# Brief
Locate every line below that contains the word "LISTENING" and copy it.

++++++++++++++++++++

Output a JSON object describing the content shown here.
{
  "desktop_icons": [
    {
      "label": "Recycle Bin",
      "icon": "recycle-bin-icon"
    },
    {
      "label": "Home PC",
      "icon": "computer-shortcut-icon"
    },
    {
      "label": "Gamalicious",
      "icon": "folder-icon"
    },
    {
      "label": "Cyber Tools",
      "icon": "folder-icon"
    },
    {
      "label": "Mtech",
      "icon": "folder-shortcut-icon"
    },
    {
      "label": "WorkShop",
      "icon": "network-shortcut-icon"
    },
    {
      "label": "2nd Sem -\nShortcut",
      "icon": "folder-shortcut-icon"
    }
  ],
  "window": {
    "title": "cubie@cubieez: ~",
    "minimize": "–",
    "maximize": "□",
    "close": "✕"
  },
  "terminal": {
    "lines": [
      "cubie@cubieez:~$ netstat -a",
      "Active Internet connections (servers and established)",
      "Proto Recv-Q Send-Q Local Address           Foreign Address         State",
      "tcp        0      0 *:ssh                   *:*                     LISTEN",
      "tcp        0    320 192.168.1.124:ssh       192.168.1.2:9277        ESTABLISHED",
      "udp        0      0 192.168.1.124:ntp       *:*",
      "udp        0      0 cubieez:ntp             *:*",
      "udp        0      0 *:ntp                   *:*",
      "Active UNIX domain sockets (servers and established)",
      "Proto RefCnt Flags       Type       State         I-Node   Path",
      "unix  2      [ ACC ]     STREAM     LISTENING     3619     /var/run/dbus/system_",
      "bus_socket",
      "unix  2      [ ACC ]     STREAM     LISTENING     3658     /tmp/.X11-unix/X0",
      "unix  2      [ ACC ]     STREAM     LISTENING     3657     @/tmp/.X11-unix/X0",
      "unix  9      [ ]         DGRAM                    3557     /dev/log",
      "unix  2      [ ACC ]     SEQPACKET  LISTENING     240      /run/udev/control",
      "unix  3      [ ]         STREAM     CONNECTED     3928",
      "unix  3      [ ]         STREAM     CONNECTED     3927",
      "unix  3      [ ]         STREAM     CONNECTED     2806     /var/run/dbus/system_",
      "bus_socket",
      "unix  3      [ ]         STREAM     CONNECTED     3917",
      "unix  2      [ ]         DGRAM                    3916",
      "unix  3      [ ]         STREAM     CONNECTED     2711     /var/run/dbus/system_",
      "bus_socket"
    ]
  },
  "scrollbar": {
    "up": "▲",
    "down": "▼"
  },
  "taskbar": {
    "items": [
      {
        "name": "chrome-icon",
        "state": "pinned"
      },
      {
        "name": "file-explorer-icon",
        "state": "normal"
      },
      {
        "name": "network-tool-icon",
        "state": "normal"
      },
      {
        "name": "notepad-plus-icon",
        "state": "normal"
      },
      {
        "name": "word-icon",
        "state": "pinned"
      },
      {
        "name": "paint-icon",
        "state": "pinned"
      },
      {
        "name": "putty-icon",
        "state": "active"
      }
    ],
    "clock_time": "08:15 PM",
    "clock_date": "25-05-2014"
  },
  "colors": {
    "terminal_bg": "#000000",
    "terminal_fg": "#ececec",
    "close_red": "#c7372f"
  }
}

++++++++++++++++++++

# Exercise output
      "unix  2      [ ACC ]     STREAM     LISTENING     3619     /var/run/dbus/system_",
      "unix  2      [ ACC ]     STREAM     LISTENING     3658     /tmp/.X11-unix/X0",
      "unix  2      [ ACC ]     STREAM     LISTENING     3657     @/tmp/.X11-unix/X0",
      "unix  2      [ ACC ]     SEQPACKET  LISTENING     240      /run/udev/control",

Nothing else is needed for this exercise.